We've just finished our last (!) official day of the semester, and are now beginning the "free travel" portion of our trip. Our closing activities included a collaborative plastics clean-up and signature campaign for Fateh Sagar (Tiger Lake). We worked with the students of a local business school on the project, who were very enthusiastic about undertaking a project as a team, and much less so about actually picking up slimy flip flops, disintegrating plastic bags, and muck-laden wrappers from along the shoreline. We were each given a surgical glove (plastic, delivered to us wrapped in plastic) to protect our right hands for the task, which quickly filled with stagnant sludge, giving our hands the look of swollen mittens, and resulting in a continuous chorus of "Eeeeew!" The slogan for the day quickly became "Get disgusted. Save the lake!" Yes, it was unpleasant work, but well worth it to me for the immediate reward of seeing the impact of our combined efforts, and actually getting ot give back to a place that has given us so much. I still really struggle with the ways it seems we commodify India by coming here and offering such a smorgasbord of experience, with so little emphasis on sustainability and service.

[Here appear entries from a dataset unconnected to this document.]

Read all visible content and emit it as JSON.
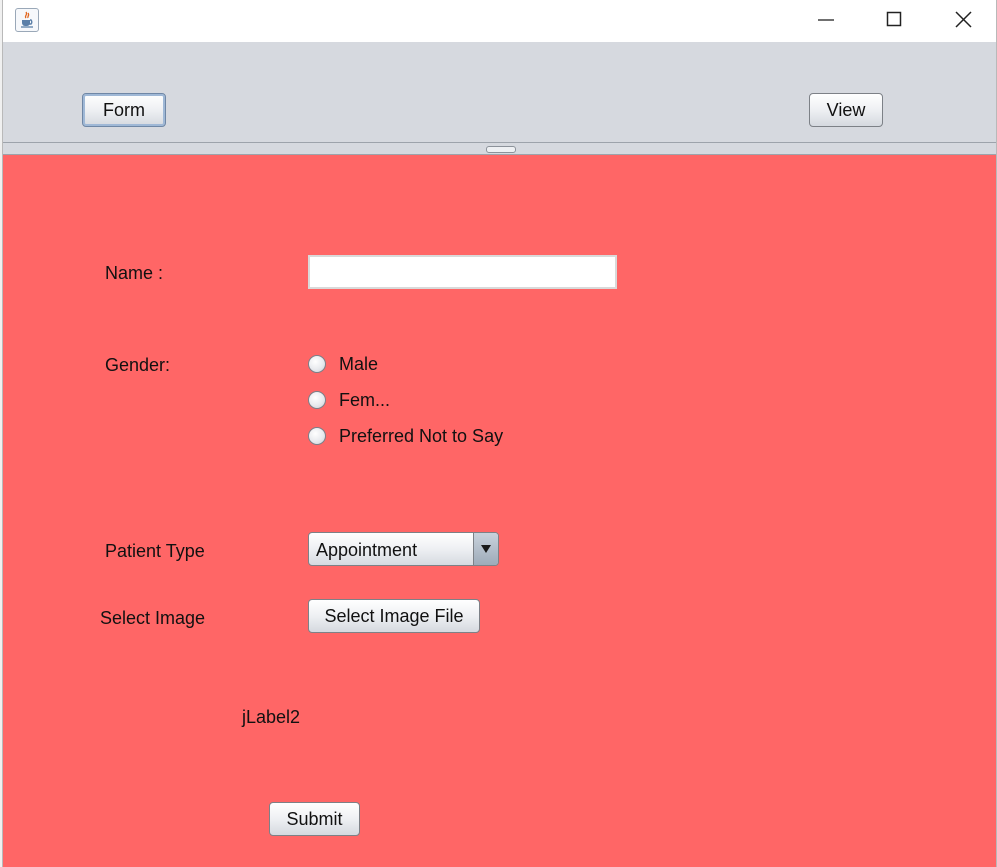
{
  "window": {
    "title": "",
    "controls": {
      "minimize_icon": "minimize-icon",
      "maximize_icon": "maximize-icon",
      "close_icon": "close-icon"
    }
  },
  "toolbar": {
    "form_label": "Form",
    "view_label": "View"
  },
  "form": {
    "name_label": "Name :",
    "name_value": "",
    "gender_label": "Gender:",
    "gender_options": [
      "Male",
      "Fem...",
      "Preferred Not to Say"
    ],
    "patient_type_label": "Patient Type",
    "patient_type_selected": "Appointment",
    "select_image_label": "Select Image",
    "select_image_button": "Select Image File",
    "image_placeholder_label": "jLabel2",
    "submit_label": "Submit"
  },
  "colors": {
    "panel_background": "#ff6666",
    "toolbar_background": "#d6d9df"
  }
}
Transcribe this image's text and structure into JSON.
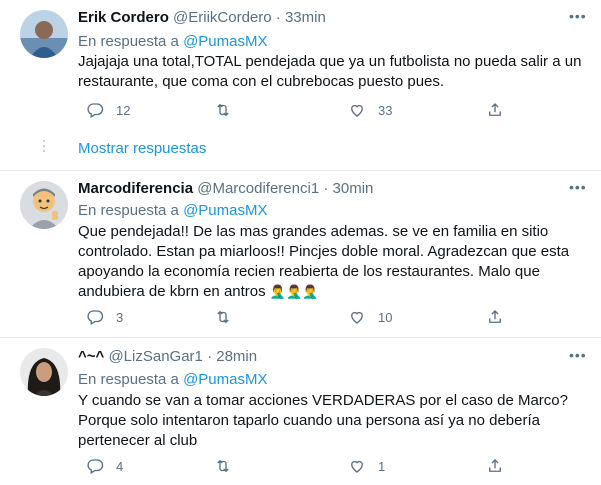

So now begins the final chapter, and no one is more surprised than I about the plot. Originally, the plan was for all of us to head out to western Rajasthan for an overnight camel trek, before heading to Delhi to give the students a couple of days to do some frantic pre-departure shopping and curriculum catch-up. Now, I have done an overnight camel trek in a desert before, and I feel utterly confident that I have never, in any past life, been a rider of camels. They are the mechanical bulls of the desert, and the nemesis of anyone with a less-than-plush backside. I do love sleeping in the desert, however, and was bracing myself for the inevitable bruises when a few of my students approached me with the idea of a second option. It is a three day yoga/breathing/meditation course offered here in Udaipur. Four hours a day of practice and teachings, and they were practically foaming at the mouth to do it! Turns out, 8 of our 13 students, when given the choice between camel trekking and a meditation workshop, chose meditation. This is not a statistic I would have believed, were I not about to jump into rickshaws with these same 8 students for our first day of rigorous personal transformation.
The course is called "The Art of Living", and was developed by Sri Sri Ravi Shankar as a curriculum to help those who do not wish to renounce the world or meditate in a cave for thirty years to achieve inner peace and balance. The organization actually has special consult status with the UN, as these programs are used with various populations to resolve conflict and build peace around the world. I am so excited for the chance to wrap the semester up with something nourishing and centering, and hope that the students walk away with something they can take into their lives back in the U.S. So Francis will head out with 5 students for a little camel time (12 hour bus ride, overnight trek, 17 hour train ride to Delhi- again, no thanks), and I'll stick it out here with the remaining eight. Techinically, free travel is when the students really take over, and the leaders take the proverbial back seat. I'd be happy for even a lateral move to the passenger side. That, or I'm going to need to resort to the Indian equivalent of a Red Bull and a Twinkie just to keep this thing on the road.